When I started this blog (or more precisely its first incarnation, uponmyshoulder.com) 9 years ago (time flies!), I picked Wordpress as I was using a hosted offer from OVH that came with both PHP and MySQL, and Wordpress was already the best supported and most actively developed open-source blogging engine out there. Overall I’ve been really happy with Wordpress: the auto-updating mechanism, after some tough beginnings, is now flawless and kept the blog updated for years; the number and quality of themes is dizzying; the plugin ecosystem is massive; out-of-the-box analytics are great…
… but at the end of the day, it’s still PHP, requires updates, requires a database, and I don’t really need any of the advanced features. Wordpress itself needs attention (I’m not sure how automated upgrades would work in Kube for example), and adding a database would mean either run it in kube (scary) or use Google’s hosted database offerings, Google Cloud SQL (expensive).
My usage of blogging is fairly straightforward (write stuff, post it). So I decided to take the plunge and move my blog to a static site generator, as my usage is fairly basic and does not need any features of Wordpress besides drafting and posting new content.

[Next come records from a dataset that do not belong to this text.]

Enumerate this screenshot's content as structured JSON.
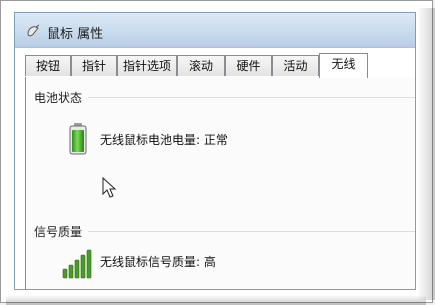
{
  "window": {
    "title": "鼠标 属性",
    "icon": "mouse-icon"
  },
  "tabs": [
    {
      "label": "按钮",
      "active": false
    },
    {
      "label": "指针",
      "active": false
    },
    {
      "label": "指针选项",
      "active": false
    },
    {
      "label": "滚动",
      "active": false
    },
    {
      "label": "硬件",
      "active": false
    },
    {
      "label": "活动",
      "active": false
    },
    {
      "label": "无线",
      "active": true
    }
  ],
  "battery": {
    "group_label": "电池状态",
    "status_text": "无线鼠标电池电量: 正常",
    "icon": "battery-full-icon",
    "fill_level": 1.0
  },
  "signal": {
    "group_label": "信号质量",
    "status_text": "无线鼠标信号质量: 高",
    "icon": "signal-strength-icon",
    "bars_lit": 5,
    "bars_total": 5
  },
  "colors": {
    "battery_green": "#3fae2a",
    "signal_green": "#4c9a2a"
  }
}
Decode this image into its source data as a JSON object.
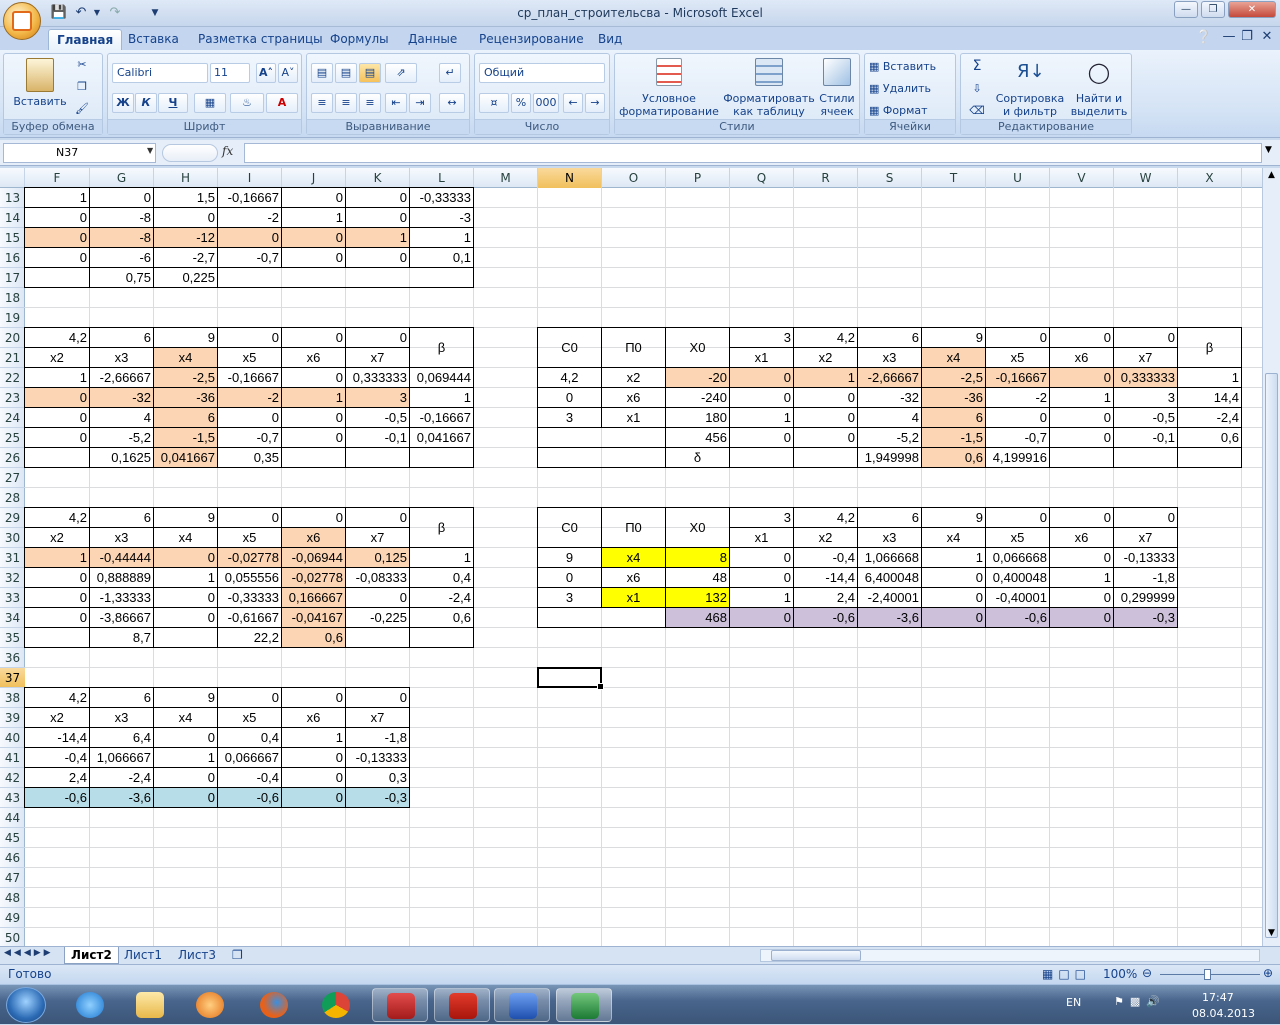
{
  "window": {
    "title": "ср_план_строительсва - Microsoft Excel"
  },
  "ribbon_tabs": [
    "Главная",
    "Вставка",
    "Разметка страницы",
    "Формулы",
    "Данные",
    "Рецензирование",
    "Вид"
  ],
  "ribbon": {
    "clipboard": {
      "paste": "Вставить",
      "label": "Буфер обмена"
    },
    "font": {
      "name": "Calibri",
      "size": "11",
      "label": "Шрифт",
      "bold": "Ж",
      "italic": "К",
      "underline": "Ч"
    },
    "alignment": {
      "label": "Выравнивание"
    },
    "number": {
      "format": "Общий",
      "label": "Число",
      "percent": "%",
      "thousands": "000"
    },
    "styles": {
      "conditional": "Условное форматирование",
      "as_table": "Форматировать как таблицу",
      "cell_styles": "Стили ячеек",
      "label": "Стили"
    },
    "cells": {
      "insert": "Вставить",
      "delete": "Удалить",
      "format": "Формат",
      "label": "Ячейки"
    },
    "editing": {
      "sort": "Сортировка и фильтр",
      "find": "Найти и выделить",
      "label": "Редактирование"
    }
  },
  "formula_bar": {
    "name_box": "N37",
    "fx": "fx",
    "formula": ""
  },
  "columns": [
    "F",
    "G",
    "H",
    "I",
    "J",
    "K",
    "L",
    "M",
    "N",
    "O",
    "P",
    "Q",
    "R",
    "S",
    "T",
    "U",
    "V",
    "W",
    "X"
  ],
  "selected_column": "N",
  "selected_row": "37",
  "rows": [
    "13",
    "14",
    "15",
    "16",
    "17",
    "18",
    "19",
    "20",
    "21",
    "22",
    "23",
    "24",
    "25",
    "26",
    "27",
    "28",
    "29",
    "30",
    "31",
    "32",
    "33",
    "34",
    "35",
    "36",
    "37",
    "38",
    "39",
    "40",
    "41",
    "42",
    "43",
    "44",
    "45",
    "46",
    "47",
    "48",
    "49",
    "50"
  ],
  "cells": {
    "r13": [
      "1",
      "0",
      "1,5",
      "-0,16667",
      "0",
      "0",
      "-0,33333"
    ],
    "r14": [
      "0",
      "-8",
      "0",
      "-2",
      "1",
      "0",
      "-3"
    ],
    "r15": [
      "0",
      "-8",
      "-12",
      "0",
      "0",
      "1",
      "1"
    ],
    "r16": [
      "0",
      "-6",
      "-2,7",
      "-0,7",
      "0",
      "0",
      "0,1"
    ],
    "r17": [
      "",
      "0,75",
      "0,225",
      "",
      "",
      "",
      ""
    ],
    "r20": [
      "4,2",
      "6",
      "9",
      "0",
      "0",
      "0",
      "β"
    ],
    "r21": [
      "x2",
      "x3",
      "x4",
      "x5",
      "x6",
      "x7"
    ],
    "r22": [
      "1",
      "-2,66667",
      "-2,5",
      "-0,16667",
      "0",
      "0,333333",
      "0,069444"
    ],
    "r23": [
      "0",
      "-32",
      "-36",
      "-2",
      "1",
      "3",
      "1"
    ],
    "r24": [
      "0",
      "4",
      "6",
      "0",
      "0",
      "-0,5",
      "-0,16667"
    ],
    "r25": [
      "0",
      "-5,2",
      "-1,5",
      "-0,7",
      "0",
      "-0,1",
      "0,041667"
    ],
    "r26": [
      "",
      "0,1625",
      "0,041667",
      "0,35",
      "",
      "",
      ""
    ],
    "r29": [
      "4,2",
      "6",
      "9",
      "0",
      "0",
      "0",
      "β"
    ],
    "r30": [
      "x2",
      "x3",
      "x4",
      "x5",
      "x6",
      "x7"
    ],
    "r31": [
      "1",
      "-0,44444",
      "0",
      "-0,02778",
      "-0,06944",
      "0,125",
      "1"
    ],
    "r32": [
      "0",
      "0,888889",
      "1",
      "0,055556",
      "-0,02778",
      "-0,08333",
      "0,4"
    ],
    "r33": [
      "0",
      "-1,33333",
      "0",
      "-0,33333",
      "0,166667",
      "0",
      "-2,4"
    ],
    "r34": [
      "0",
      "-3,86667",
      "0",
      "-0,61667",
      "-0,04167",
      "-0,225",
      "0,6"
    ],
    "r35": [
      "",
      "8,7",
      "",
      "22,2",
      "0,6",
      "",
      ""
    ],
    "r38": [
      "4,2",
      "6",
      "9",
      "0",
      "0",
      "0"
    ],
    "r39": [
      "x2",
      "x3",
      "x4",
      "x5",
      "x6",
      "x7"
    ],
    "r40": [
      "-14,4",
      "6,4",
      "0",
      "0,4",
      "1",
      "-1,8"
    ],
    "r41": [
      "-0,4",
      "1,066667",
      "1",
      "0,066667",
      "0",
      "-0,13333"
    ],
    "r42": [
      "2,4",
      "-2,4",
      "0",
      "-0,4",
      "0",
      "0,3"
    ],
    "r43": [
      "-0,6",
      "-3,6",
      "0",
      "-0,6",
      "0",
      "-0,3"
    ],
    "t1_head": [
      "C0",
      "П0",
      "X0",
      "3",
      "4,2",
      "6",
      "9",
      "0",
      "0",
      "0",
      "β"
    ],
    "t1_vars": [
      "x1",
      "x2",
      "x3",
      "x4",
      "x5",
      "x6",
      "x7"
    ],
    "t1_r22": [
      "4,2",
      "x2",
      "-20",
      "0",
      "1",
      "-2,66667",
      "-2,5",
      "-0,16667",
      "0",
      "0,333333",
      "1"
    ],
    "t1_r23": [
      "0",
      "x6",
      "-240",
      "0",
      "0",
      "-32",
      "-36",
      "-2",
      "1",
      "3",
      "14,4"
    ],
    "t1_r24": [
      "3",
      "x1",
      "180",
      "1",
      "0",
      "4",
      "6",
      "0",
      "0",
      "-0,5",
      "-2,4"
    ],
    "t1_r25": [
      "",
      "",
      "456",
      "0",
      "0",
      "-5,2",
      "-1,5",
      "-0,7",
      "0",
      "-0,1",
      "0,6"
    ],
    "t1_r26": [
      "",
      "",
      "δ",
      "",
      "",
      "1,949998",
      "0,6",
      "4,199916",
      "",
      "",
      ""
    ],
    "t2_head": [
      "C0",
      "П0",
      "X0",
      "3",
      "4,2",
      "6",
      "9",
      "0",
      "0",
      "0"
    ],
    "t2_vars": [
      "x1",
      "x2",
      "x3",
      "x4",
      "x5",
      "x6",
      "x7"
    ],
    "t2_r31": [
      "9",
      "x4",
      "8",
      "0",
      "-0,4",
      "1,066668",
      "1",
      "0,066668",
      "0",
      "-0,13333"
    ],
    "t2_r32": [
      "0",
      "x6",
      "48",
      "0",
      "-14,4",
      "6,400048",
      "0",
      "0,400048",
      "1",
      "-1,8"
    ],
    "t2_r33": [
      "3",
      "x1",
      "132",
      "1",
      "2,4",
      "-2,40001",
      "0",
      "-0,40001",
      "0",
      "0,299999"
    ],
    "t2_r34": [
      "",
      "",
      "468",
      "0",
      "-0,6",
      "-3,6",
      "0",
      "-0,6",
      "0",
      "-0,3"
    ]
  },
  "sheet_tabs": [
    "Лист2",
    "Лист1",
    "Лист3"
  ],
  "status": {
    "ready": "Готово",
    "zoom": "100%"
  },
  "taskbar": {
    "lang": "EN",
    "time": "17:47",
    "date": "08.04.2013"
  },
  "colors": {
    "peach": "#fcd5b4",
    "yellow": "#ffff00",
    "lavender": "#ccc0da",
    "lightblue": "#b7dee8"
  }
}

With a statically generated blog, all pages are static HTML and therefore super quick to load, I don’t have to worry about potential PHP or Wordpress vulnerabilities, and my content is all backed up in Github.
I decided to go for Hugo, as it’s got a fair bit of momentum and it ticks all the boxes I’m interested in:
- Generates static HTML
- Write posts in Markdown
- Easy to use
I’ve also already used Hugo in a previous project, and liked it, so there we go!
Hugo’s website has a section about migrating from other blogging systems into Hugo, including migrations from Wordpress. Following this advice, I ended up using several tools to migrate my existing content:
I found that exitwp-for-hugo was perfect for migrating text contents from Wordpress. It uses Wordpress’s built-in XML exporter and cinsumes the giant XML file to create a hugo folder, complete with Markdown migration. However, it didn’t deal with any attachments, such as images.
The Jekyll exporter on the other hand didn’t produce very clean markdown (after reviewing a couple of posts), but downloaded all images, including resized versions and drafts. Woop! It also imported static pages, but I don’t intend on keeping these.
There was still a fair bit of manual intervention: some characters got garbled (especially the
– or em-dash), a bunch of highlighting I’d done manually in Wordpress using
<pre> tags had to be taken away and replaced with code blocks, and I replaced all absolute links with relative links. I only had 66 posts so far, so it wasn’t a big job by most accounts, but it still took me a couple of hours to go through all posts and ensure everything looked good.
Talking about looking good, I looked for a theme from Hugos’s selection, and ended up picking the pretty smooth looking Strata theme from HTML5UP. I only tweaked a few things to add some contrast to the text, put my own face in there, and we’re in business.
So, is kubernetes the best and easiest way to run a static HTML website?
Uh, no. Definitely not. There are much easier ways of running a blog. But it’s a great learning experience. More about that in the next post :)